From: meepches at 2018-01-11 04:52:58

you canβt solve any tetris puzzle where you put any pieces into a rectangle with an odd number of Tβs

itβs a variation of the mutilated chessboard problem. Think about tiling a chessboard by putting dominoes on it, such that each domino covers two spaces. Because of the layout of a chessboard, a domino must cover one white square and one black square. Therefore, if you cut off two diagonal corners so that there are 62 squares, you might think that you can tile it with dominoes because thatβs an even number of squares, and dominoes cover 2 squares each. But thatβs not the case. In the chessboard with the removed diagonals there are 32 Black squares and 30 White squares. Because a domino placed on a chessboard must cover one black and one white square, you will always end up with at least two black squares showing once youβve placed so many dominoes that you can no longer place another domino.

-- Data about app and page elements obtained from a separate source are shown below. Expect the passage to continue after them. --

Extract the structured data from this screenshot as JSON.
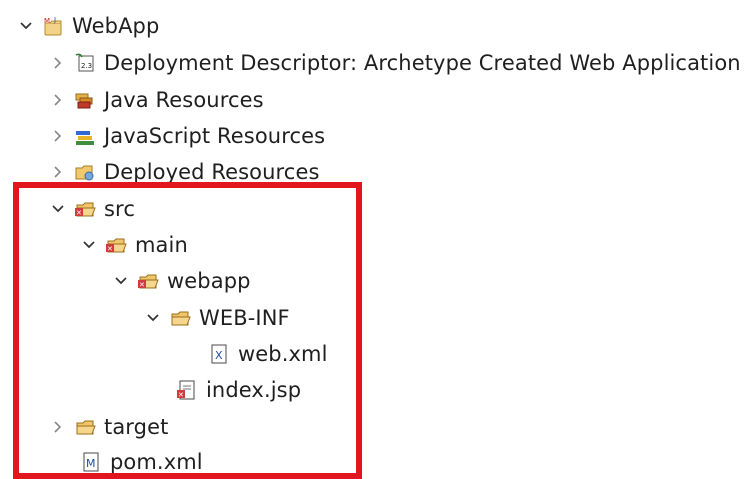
{
  "project_explorer": {
    "items": [
      {
        "label": "WebApp",
        "expanded": true,
        "icon": "maven-project-icon"
      },
      {
        "label": "Deployment Descriptor: Archetype Created Web Application",
        "expanded": false,
        "icon": "deployment-descriptor-icon"
      },
      {
        "label": "Java Resources",
        "expanded": false,
        "icon": "java-resources-icon"
      },
      {
        "label": "JavaScript Resources",
        "expanded": false,
        "icon": "javascript-resources-icon"
      },
      {
        "label": "Deployed Resources",
        "expanded": false,
        "icon": "deployed-resources-icon"
      },
      {
        "label": "src",
        "expanded": true,
        "icon": "source-folder-icon"
      },
      {
        "label": "main",
        "expanded": true,
        "icon": "source-folder-icon"
      },
      {
        "label": "webapp",
        "expanded": true,
        "icon": "source-folder-icon"
      },
      {
        "label": "WEB-INF",
        "expanded": true,
        "icon": "folder-icon"
      },
      {
        "label": "web.xml",
        "icon": "xml-file-icon"
      },
      {
        "label": "index.jsp",
        "icon": "jsp-file-icon"
      },
      {
        "label": "target",
        "expanded": false,
        "icon": "folder-icon"
      },
      {
        "label": "pom.xml",
        "icon": "maven-pom-icon"
      }
    ]
  },
  "highlight": {
    "color": "#e1161f"
  }
}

how this applies to the tetris problems is that you need to think of the rectangle as being tiled like a chessboard, and tetris pieces being tiled as well. Because a tetris piece can be placed anywhere on the board, it doesnβt have specific White or Black squares on it, but that doesnβt really matter. Every tetris piece, except for the T, will cover an equal number of black and white squares when placed on a chessboard. The T, however, when placed on a chessboard, will cover three of one color and one of another. Therefore, any tetris puzzle where you need to cover an equal number of βBlackβ and βWhiteβ squares canβt be solved if it has an odd number of T pieces, because the T will cause a disparity in numbers of each color covered.

does that make sense

math owns